The outage restoration process begins at the point where the power feeds into SVEC’s system. This could be a substation, transmission line, or a main distribution line. After these repairs have been made, crews work on remaining outages and correct the trouble, beginning with areas serving the greatest number of consumers and continuing until electricity is restored to each consumer’s home.
For additional information on outage restoration priorities, please click here.
SVEC crews are in the area, why didn’t they stop?
If you see an SVEC service crew passing but not stopping, it is because work must first be performed at a nearby location before electric service can be restored to you and your neighbors. Following the outage restoration process ensures all consumers have their power restored as quickly and as safely as possible.
Why does my neighbor have power and I do not?

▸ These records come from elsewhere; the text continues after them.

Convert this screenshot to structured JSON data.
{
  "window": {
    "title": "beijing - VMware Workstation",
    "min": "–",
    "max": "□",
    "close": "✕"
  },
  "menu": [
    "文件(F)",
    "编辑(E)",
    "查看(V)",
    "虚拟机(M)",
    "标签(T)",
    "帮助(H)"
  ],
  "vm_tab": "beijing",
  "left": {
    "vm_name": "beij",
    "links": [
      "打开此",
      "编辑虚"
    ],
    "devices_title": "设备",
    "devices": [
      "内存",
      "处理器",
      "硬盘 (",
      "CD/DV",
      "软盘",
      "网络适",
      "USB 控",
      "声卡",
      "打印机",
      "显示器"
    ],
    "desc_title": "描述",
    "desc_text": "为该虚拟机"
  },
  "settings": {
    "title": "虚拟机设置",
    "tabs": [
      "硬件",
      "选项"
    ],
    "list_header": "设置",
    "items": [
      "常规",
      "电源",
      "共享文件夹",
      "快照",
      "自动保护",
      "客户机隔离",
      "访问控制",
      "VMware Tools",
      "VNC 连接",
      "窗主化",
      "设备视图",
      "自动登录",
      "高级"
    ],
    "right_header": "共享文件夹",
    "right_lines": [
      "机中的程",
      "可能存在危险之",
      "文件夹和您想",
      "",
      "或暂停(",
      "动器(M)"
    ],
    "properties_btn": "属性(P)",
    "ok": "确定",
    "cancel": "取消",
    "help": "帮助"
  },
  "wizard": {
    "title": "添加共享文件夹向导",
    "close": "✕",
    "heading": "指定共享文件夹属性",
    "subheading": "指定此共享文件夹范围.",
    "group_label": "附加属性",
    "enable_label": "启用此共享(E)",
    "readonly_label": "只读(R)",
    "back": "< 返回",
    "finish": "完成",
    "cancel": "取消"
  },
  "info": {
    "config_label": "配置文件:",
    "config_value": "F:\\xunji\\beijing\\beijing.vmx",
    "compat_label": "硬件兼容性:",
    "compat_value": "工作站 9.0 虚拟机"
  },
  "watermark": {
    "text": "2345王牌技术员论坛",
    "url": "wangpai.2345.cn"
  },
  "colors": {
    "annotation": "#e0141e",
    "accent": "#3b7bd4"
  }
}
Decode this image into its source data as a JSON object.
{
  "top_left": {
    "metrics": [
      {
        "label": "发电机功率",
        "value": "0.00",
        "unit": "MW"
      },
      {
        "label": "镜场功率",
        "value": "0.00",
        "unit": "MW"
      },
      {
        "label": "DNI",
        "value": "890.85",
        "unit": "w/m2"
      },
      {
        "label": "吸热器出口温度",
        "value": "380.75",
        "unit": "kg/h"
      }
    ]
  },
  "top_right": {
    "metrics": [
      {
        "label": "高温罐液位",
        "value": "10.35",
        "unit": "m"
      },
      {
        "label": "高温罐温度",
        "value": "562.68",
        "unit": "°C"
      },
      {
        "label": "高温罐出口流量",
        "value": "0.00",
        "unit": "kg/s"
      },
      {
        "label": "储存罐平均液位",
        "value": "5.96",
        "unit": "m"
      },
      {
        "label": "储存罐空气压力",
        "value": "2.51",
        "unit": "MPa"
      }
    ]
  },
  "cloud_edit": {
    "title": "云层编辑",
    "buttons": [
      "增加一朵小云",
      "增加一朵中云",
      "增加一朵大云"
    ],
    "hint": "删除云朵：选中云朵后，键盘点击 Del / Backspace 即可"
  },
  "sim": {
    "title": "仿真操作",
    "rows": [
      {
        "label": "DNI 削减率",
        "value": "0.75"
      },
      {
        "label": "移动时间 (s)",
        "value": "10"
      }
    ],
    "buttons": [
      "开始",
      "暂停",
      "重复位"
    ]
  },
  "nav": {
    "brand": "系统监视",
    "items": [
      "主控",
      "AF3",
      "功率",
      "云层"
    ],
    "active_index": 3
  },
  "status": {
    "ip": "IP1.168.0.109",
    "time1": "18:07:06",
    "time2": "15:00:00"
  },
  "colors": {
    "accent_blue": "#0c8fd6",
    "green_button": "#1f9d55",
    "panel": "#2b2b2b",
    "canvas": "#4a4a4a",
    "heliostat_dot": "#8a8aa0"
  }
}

It depends on the cause of the outage. Remember to check and make sure your power is not out because of an electrical problem inside your home, such as a tripped breaker. If your neighbor has electricity and you do not, more than likely, they receive their electricity from a different power line or are located on a different circuit than the circuit your home is on.
Why can’t you tell me how long it will take to restore my power?
Each outage is a result of different circumstances, and some may take longer to identify and restore than others. As a result, during storm-related outages, restoration information may not be immediately available.
What should I do if a power line falls in my yard?
Consider all fallen wires to be energized, regardless of whether or not they appear to be safe. Report the fallen power line to your cooperative immediately at 1-800-234-7832. Make sure your children, pets, and neighbors stay away from the power line and any objects it may be touching.
If power goes out, do I need to throw out all the food in my refrigerator and freezer?
To minimize the loss of food during a power outage, limit the number of times you open your refrigerator or freezer door. If the doors remain closed, refrigerated food can remain safely cold for about four hours; frozen food can remain safe for up to two days if the freezer is full and the doors remain closed. Learn more about food safety in a power outage by viewing the American Red Cross Food Safety web page here: https://www.redcross.org/get-help/how-to-prepare-for-emergencies/types-of-emergencies/food-safety.html
What is a supplier outage?
Some situations can arise causing SVEC to lose service from the supplier of its electricity. When this occurs in your area, SVEC consumers lose service because the electricity supplied to the Cooperative’s lines is interrupted at its source. Although not a direct result of damage to SVEC’s lines, this situation still causes an outage. SVEC works closely with the supplier of its power to minimize these occurrences.